What the exercise asks:
Whenever a line in the entries below includes the string "telephony", count that line. Report the total alone.

Task inputs:
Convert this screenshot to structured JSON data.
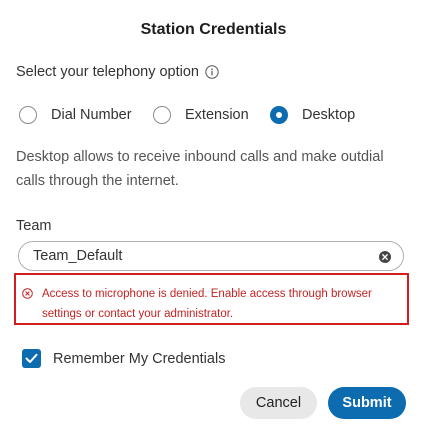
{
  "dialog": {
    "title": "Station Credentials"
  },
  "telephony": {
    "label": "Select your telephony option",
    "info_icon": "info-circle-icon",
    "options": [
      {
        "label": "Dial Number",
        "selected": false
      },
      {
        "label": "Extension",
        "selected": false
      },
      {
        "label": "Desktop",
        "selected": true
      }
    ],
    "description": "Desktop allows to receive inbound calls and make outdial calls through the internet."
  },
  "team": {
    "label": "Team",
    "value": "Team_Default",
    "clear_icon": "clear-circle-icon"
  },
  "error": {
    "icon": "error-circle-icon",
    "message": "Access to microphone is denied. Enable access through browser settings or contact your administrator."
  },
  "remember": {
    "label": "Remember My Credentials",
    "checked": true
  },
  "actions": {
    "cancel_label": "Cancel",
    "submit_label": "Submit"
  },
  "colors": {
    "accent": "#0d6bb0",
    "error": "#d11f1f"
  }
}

Response to the task:
2